* [Exercise aim]: The result should be every line of the listing that holds the word "university".

* [Task material]:
* * * *
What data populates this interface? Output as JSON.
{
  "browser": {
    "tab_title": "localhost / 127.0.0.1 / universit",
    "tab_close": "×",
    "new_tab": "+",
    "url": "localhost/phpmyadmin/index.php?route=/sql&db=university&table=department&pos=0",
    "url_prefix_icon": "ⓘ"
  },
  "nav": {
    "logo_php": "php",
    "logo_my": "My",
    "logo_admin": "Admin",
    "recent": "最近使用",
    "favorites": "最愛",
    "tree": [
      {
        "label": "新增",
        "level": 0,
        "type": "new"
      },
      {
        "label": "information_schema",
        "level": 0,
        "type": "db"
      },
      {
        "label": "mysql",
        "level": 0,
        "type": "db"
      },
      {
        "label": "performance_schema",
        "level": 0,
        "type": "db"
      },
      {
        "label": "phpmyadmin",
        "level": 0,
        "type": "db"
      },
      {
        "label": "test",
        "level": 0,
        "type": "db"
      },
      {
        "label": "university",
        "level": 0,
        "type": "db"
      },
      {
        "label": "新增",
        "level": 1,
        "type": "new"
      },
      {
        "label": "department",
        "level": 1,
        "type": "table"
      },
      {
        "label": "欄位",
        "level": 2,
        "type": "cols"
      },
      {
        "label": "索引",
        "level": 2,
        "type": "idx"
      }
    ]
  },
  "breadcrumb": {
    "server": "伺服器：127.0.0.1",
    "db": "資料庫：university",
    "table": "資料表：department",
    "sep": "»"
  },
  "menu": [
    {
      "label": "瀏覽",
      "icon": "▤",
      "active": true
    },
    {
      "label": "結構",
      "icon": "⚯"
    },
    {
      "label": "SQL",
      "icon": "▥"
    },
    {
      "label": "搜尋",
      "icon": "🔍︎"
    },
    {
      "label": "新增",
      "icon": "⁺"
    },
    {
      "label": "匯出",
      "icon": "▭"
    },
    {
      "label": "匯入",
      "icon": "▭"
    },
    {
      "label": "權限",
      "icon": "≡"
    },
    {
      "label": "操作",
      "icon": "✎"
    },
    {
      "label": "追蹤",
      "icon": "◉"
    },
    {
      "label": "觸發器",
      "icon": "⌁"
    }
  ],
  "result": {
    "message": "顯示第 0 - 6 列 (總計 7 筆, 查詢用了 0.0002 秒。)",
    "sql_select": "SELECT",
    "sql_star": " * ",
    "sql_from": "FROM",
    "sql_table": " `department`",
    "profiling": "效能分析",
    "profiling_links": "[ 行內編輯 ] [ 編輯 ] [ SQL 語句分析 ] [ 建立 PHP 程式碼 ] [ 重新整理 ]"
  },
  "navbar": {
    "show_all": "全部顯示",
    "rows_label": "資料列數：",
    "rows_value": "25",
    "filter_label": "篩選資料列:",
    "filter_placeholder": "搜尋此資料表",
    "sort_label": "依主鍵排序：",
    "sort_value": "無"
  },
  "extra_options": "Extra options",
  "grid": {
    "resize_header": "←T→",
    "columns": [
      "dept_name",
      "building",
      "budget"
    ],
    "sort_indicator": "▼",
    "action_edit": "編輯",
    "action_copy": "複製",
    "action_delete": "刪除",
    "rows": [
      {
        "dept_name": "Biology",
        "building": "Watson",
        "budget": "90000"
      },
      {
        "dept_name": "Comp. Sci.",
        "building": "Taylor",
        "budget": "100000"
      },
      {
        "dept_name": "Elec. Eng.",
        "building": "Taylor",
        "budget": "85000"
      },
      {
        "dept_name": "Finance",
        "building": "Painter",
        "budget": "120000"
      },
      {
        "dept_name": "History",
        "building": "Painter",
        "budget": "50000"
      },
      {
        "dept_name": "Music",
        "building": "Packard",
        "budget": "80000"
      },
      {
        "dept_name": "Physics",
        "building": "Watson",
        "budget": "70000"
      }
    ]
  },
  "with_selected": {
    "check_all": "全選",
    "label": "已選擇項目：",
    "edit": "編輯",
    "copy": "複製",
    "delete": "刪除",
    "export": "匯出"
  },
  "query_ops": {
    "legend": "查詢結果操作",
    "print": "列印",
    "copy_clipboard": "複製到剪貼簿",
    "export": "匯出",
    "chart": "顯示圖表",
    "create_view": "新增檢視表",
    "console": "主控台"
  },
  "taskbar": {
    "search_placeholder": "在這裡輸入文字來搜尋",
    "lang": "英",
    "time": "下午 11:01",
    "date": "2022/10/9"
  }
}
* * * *
* [Answer space]:
    "url": "localhost/phpmyadmin/index.php?route=/sql&db=university&table=department&pos=0",
        "label": "university",
    "db": "資料庫：university",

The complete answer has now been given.